-- Entries supplied follows --

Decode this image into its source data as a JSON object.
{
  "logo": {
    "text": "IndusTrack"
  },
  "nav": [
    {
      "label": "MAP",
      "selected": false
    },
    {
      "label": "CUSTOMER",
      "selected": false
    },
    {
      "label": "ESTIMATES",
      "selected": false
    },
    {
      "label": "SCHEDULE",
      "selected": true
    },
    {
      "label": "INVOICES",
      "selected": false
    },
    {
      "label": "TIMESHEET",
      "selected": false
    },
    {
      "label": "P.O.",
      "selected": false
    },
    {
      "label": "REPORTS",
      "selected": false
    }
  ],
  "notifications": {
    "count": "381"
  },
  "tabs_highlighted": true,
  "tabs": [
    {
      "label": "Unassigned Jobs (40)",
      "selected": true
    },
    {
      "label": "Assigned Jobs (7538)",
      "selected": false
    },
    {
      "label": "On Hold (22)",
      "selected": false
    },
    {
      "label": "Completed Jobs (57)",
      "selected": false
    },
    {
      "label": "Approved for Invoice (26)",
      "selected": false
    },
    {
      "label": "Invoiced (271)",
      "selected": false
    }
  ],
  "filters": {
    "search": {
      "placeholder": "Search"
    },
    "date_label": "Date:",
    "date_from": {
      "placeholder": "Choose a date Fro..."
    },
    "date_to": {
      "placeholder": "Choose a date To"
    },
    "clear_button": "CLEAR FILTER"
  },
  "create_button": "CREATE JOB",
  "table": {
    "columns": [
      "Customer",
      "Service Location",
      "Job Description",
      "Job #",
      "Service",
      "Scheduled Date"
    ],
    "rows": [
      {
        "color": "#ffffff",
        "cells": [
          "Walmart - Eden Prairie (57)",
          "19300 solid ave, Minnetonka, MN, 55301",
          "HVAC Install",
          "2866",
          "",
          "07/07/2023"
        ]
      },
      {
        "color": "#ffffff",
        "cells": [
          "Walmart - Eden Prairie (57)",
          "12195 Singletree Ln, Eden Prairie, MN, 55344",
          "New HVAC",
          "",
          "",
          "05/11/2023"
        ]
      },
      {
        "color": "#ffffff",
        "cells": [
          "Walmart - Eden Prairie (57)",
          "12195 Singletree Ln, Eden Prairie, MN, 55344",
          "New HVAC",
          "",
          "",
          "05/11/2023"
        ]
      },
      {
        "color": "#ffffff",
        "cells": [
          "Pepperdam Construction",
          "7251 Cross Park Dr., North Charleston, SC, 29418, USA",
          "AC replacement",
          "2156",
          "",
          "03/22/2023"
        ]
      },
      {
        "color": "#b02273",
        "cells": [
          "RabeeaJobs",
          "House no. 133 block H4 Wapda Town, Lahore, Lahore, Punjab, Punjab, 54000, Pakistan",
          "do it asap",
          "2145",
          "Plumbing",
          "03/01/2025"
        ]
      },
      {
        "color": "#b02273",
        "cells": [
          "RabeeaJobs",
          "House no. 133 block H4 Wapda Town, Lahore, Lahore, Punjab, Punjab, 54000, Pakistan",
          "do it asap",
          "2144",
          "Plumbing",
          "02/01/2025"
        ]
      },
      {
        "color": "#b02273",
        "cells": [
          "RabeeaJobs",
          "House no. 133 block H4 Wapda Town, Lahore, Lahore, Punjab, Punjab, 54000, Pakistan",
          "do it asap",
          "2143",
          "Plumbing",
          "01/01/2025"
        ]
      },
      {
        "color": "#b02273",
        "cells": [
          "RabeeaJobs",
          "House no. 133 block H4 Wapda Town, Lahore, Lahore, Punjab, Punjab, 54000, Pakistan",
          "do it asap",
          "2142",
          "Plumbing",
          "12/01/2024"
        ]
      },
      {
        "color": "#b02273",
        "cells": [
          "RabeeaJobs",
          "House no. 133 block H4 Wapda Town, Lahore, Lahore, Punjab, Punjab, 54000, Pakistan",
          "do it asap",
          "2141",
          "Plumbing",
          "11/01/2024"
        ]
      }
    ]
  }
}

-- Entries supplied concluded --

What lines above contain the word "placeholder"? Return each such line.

**Output below**
      "placeholder": "Search"
      "placeholder": "Choose a date Fro..."
      "placeholder": "Choose a date To"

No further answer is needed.